Well, although I still find his views on most subjects abhorrent, I am obliged to admit that Matt Y. displays shocking good sportsmanship by linking this little weblurgh today.
What was it that Diderot said? That Abe Foxman should be strangled with the guts of Bill Donohue? I think that was it. Mister Smiff wised me to this odious little Nyawk Tiymz numbah, wherein Dishonest Abe rises like a rainbow trout to a bead-headed nymph, jaws agape, having heard the word that some Musselmans--egad!--are gonna build a mosque, a mosque I tell ya, within a secant-tangent's range of Ground Zero. In a "wrenching" decision--wrenching, one imagines, like passing a huge turd; I bet they felt great after it plopped--the ADL issued its bull: thou shalt not! True, they admit, it's irrational, but people are entitled to their emotions, Hashemdamnit, like Mel Gibson at a traffic stop.
By the way, can we stop calling it Ground Zero? It sounds like some kind of fad-diet coffee drink. Can't you just see some Cheshire-grinning thyroidal female celebrity hawking it on the daytime teevee? I have a Ground Zero for breakfast, a Ground Zero for lunch, and then a sensible dinner!
Alors. The moral odiousness of the anti-Islam crowd is only compounded by the insipid symbolism of the site. No one liked the World Trade Center towers until they got knocked down, and their proposed replacement, the Freedom Tower, which sounds like it was intended as a parody, is going to look like a cross between a knitting needle and a home enema kit, if it ever gets built, which seems to me to be doubtful. I can't frankly understand why anyone would want to pray in that neighborhood, but if they do, let 'em. Why does the ADL even care? Where's its skin in this game? You almost expect Foxman to start showing up at random coop board meetings, shouting down little old ladies. "Six million Jews!" "But . . . but what does that have to do with changing our policy on subletting units?" "Dachau! Bergen-Belsen! The St. Louis!" "Do you even live in this building, sir?"
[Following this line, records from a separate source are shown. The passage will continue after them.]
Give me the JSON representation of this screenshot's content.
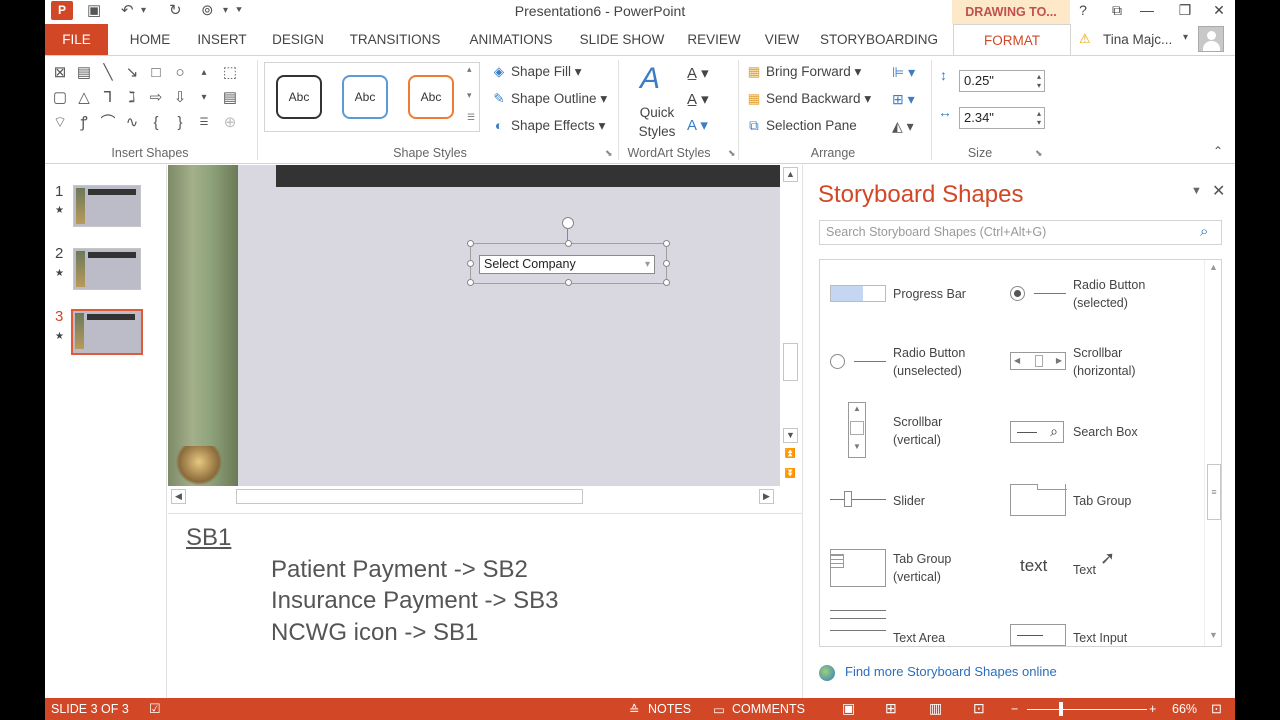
{
  "window": {
    "title": "Presentation6 - PowerPoint",
    "context_tab_group": "DRAWING TO...",
    "help": "?"
  },
  "tabs": [
    "FILE",
    "HOME",
    "INSERT",
    "DESIGN",
    "TRANSITIONS",
    "ANIMATIONS",
    "SLIDE SHOW",
    "REVIEW",
    "VIEW",
    "STORYBOARDING",
    "FORMAT"
  ],
  "user": {
    "name": "Tina Majc..."
  },
  "ribbon": {
    "groups": [
      "Insert Shapes",
      "Shape Styles",
      "WordArt Styles",
      "Arrange",
      "Size"
    ],
    "style_samples": [
      "Abc",
      "Abc",
      "Abc"
    ],
    "shape_fill": "Shape Fill",
    "shape_outline": "Shape Outline",
    "shape_effects": "Shape Effects",
    "quick_styles": "Quick Styles",
    "bring_forward": "Bring Forward",
    "send_backward": "Send Backward",
    "selection_pane": "Selection Pane",
    "height": "0.25\"",
    "width": "2.34\""
  },
  "thumbnails": [
    {
      "number": "1",
      "star": "★"
    },
    {
      "number": "2",
      "star": "★"
    },
    {
      "number": "3",
      "star": "★",
      "selected": true
    }
  ],
  "slide": {
    "combo_value": "Select Company"
  },
  "notes": {
    "title": "SB1",
    "lines": [
      "Patient Payment -> SB2",
      "Insurance Payment -> SB3",
      "NCWG icon -> SB1"
    ]
  },
  "storyboard": {
    "title": "Storyboard Shapes",
    "search_placeholder": "Search Storyboard Shapes (Ctrl+Alt+G)",
    "items": [
      {
        "line1": "Progress Bar",
        "line2": ""
      },
      {
        "line1": "Radio Button",
        "line2": "(selected)"
      },
      {
        "line1": "Radio Button",
        "line2": "(unselected)"
      },
      {
        "line1": "Scrollbar",
        "line2": "(horizontal)"
      },
      {
        "line1": "Scrollbar",
        "line2": "(vertical)"
      },
      {
        "line1": "Search Box",
        "line2": ""
      },
      {
        "line1": "Slider",
        "line2": ""
      },
      {
        "line1": "Tab Group",
        "line2": ""
      },
      {
        "line1": "Tab Group",
        "line2": "(vertical)"
      },
      {
        "line1": "Text",
        "line2": ""
      },
      {
        "line1": "Text Area",
        "line2": ""
      },
      {
        "line1": "Text Input",
        "line2": ""
      }
    ],
    "text_preview": "text",
    "find_more": "Find more Storyboard Shapes online"
  },
  "status": {
    "slide_info": "SLIDE 3 OF 3",
    "notes": "NOTES",
    "comments": "COMMENTS",
    "zoom": "66%"
  },
  "colors": {
    "accent": "#d24726",
    "link": "#2a6fbf"
  }
}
The Pirkei Avot is a favorite Mishnaic text, a sort of Poor Richard's for the Chosen Peeps, and there is an admonition, often-repeated in the Shabbat liturgy: You are not obligated to complete the work; neither are you permitted to desist from it. It is meant as a moral admonition in this pre-Messianic age. Knowing not that you may achieve justice, seek after it nonetheless, and all that. Foxman, like all literalists, loses the message in the words. He appears to take it as a command to obsessive-compulsion. Whereof one cannot speak, say nothing? Bah. Wasn't Wittgenstein a Nazi or something? Whereof one has lips, keep 'em flappin.
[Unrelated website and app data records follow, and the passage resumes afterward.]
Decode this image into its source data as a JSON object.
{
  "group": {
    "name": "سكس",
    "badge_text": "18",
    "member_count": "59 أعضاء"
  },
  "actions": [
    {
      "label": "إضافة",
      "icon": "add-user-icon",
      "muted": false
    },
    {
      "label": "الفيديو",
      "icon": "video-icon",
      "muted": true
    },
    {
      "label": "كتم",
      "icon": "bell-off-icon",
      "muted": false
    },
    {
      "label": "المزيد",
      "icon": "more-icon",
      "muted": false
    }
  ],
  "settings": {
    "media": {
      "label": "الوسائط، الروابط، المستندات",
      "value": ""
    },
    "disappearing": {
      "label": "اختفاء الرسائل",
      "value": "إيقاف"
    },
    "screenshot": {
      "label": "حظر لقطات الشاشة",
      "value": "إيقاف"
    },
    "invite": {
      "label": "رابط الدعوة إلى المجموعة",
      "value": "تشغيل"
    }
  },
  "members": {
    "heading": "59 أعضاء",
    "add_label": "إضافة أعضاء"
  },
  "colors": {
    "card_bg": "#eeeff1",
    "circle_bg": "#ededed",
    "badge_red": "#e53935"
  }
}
To this day, my grandfather insists on eating every bit of food on his plate, no matter how terrible it may be, no matter how full he already is, "because there are children starving in China," and while I doubt any practical effect, as a minor matter of personal morality, I've always found it admirable, this rather frail old man tucking into the last two bites of chicken, though his stomach protests, because it is a sin for those blessed with plenty to waste it in a world where some have so much less. Anyway, here is a photograph from the New York Times of the Australian government destroying perfectly good shoes because they are "counterfeit".
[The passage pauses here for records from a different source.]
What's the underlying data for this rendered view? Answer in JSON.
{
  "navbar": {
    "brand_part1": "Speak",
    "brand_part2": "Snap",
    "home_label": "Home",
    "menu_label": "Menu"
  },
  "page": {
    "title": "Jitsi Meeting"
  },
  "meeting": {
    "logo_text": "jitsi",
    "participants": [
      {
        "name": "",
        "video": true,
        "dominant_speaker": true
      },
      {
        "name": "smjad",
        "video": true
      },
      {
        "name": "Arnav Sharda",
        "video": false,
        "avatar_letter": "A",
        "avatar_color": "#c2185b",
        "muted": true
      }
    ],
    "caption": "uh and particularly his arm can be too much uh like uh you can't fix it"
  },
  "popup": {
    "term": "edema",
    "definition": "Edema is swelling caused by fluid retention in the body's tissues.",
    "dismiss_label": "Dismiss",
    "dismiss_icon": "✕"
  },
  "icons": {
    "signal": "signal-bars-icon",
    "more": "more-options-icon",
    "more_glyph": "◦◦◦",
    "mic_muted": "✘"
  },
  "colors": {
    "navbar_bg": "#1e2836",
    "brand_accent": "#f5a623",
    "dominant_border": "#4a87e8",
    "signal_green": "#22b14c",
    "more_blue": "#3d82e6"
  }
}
If ever there were a demonstration of the inhuman fraud perpetrated by the defenders of so-called intellectual property, this is it. And while I do not harbor any illusion that the world's poor can be dressed entirely in fake Vuitton, the fact that truckloads of perfectly good shoes would be destroyed--destroyed!--because they violate some absurd copyright should sicken any decent human being. If ever there were an image defining a decadent, wasteful society on a self-imposed slide toward an orgy of gratuitous doom, this is it.